I’ve collected a small fortune in FiveTen shoes over the years and developed some well-earned loyality towards them. When seeing the shoes Northwave developed with Cédric Gracia. The little details like just the right amount of ankle coverage, an easy to adjust dial, Michelin sole, protective toe-box, and a strap up high to cinch down just when you need it, appealed to what I want in a shoe that is likely to take a beating while keeping me very secured to the pedals.
…and three small things
Okay, sure, having your own personal Calvin to solve your technical needs would be great, but even with more than a few years of technical experience, a good solid reference book is more valuable than a torque wrench. Park’s Big Blue Book would be a great gift in any rider’s stocking.
One thing that is always welcome under the tree is good beer, and what beer would be better than the ones that actually have their toe in the dirt?
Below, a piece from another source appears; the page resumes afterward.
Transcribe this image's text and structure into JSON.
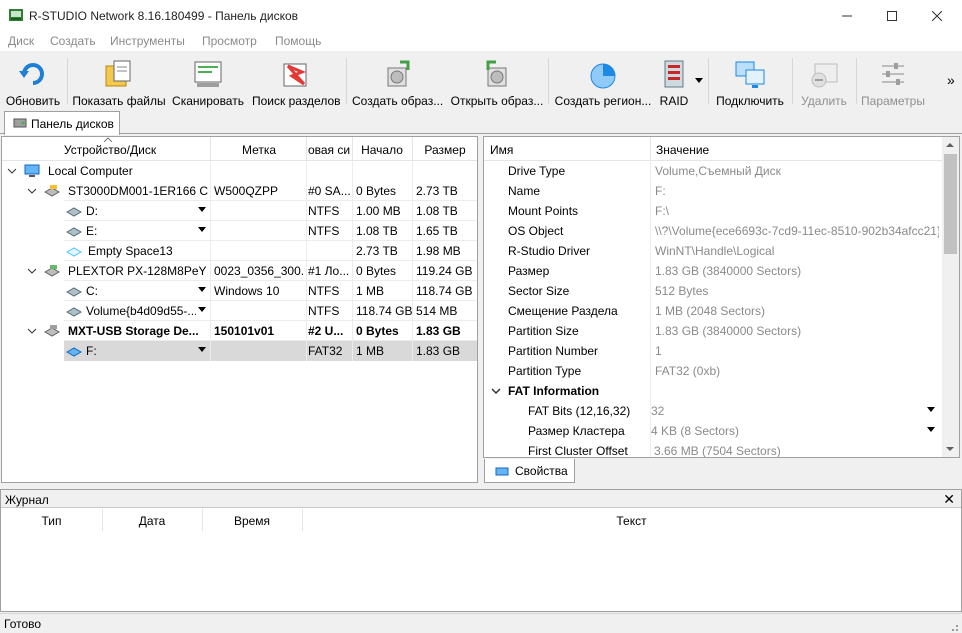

Terrapin and Oskar Blues have more than recognized the cycling culture by not only marketing to us, but getting directly involved! Terrapin and their “can do attitude” have partnered with cycling related companies, events, and teams to play a part in supporting cycling and when you run into one of their owners participating in a local enduro event, you know they’re good people. Oskar Blues has gone as far as creating a frame company with Reeb cycles, (beer spelled backwards) and opened Reeb Ranch in North Carolina’s Pisgah’s National Forest as a luxurious getaway for mountain bikers and even hosted the Redbull Dreamline jump contest last year.
Despite knowing I will get forever harassed by this, we all get that kinda silly gift that we end up actually using. When seeing the Upstand carbon kickstand, I couldn’t get it out of my head. More often than not, I can not find a stable place to lean my road bike, then I thought, how cool of a “drop mic” moment would it be to have your less than impressive road bike standing on its own while eating a jelly doughnut before the group ride? In all seriousness, I thought this was a kind of cool solution to something that most wouldn’t admit to needing…. but would use.
All in all, the holidays are a time of year that I appreciate my friends and family more than anything. The part cycling has played in the majority of my life is most appreciated, and I would like to extend my well wishes and holiday cheer to all of our Bike Rumor friends.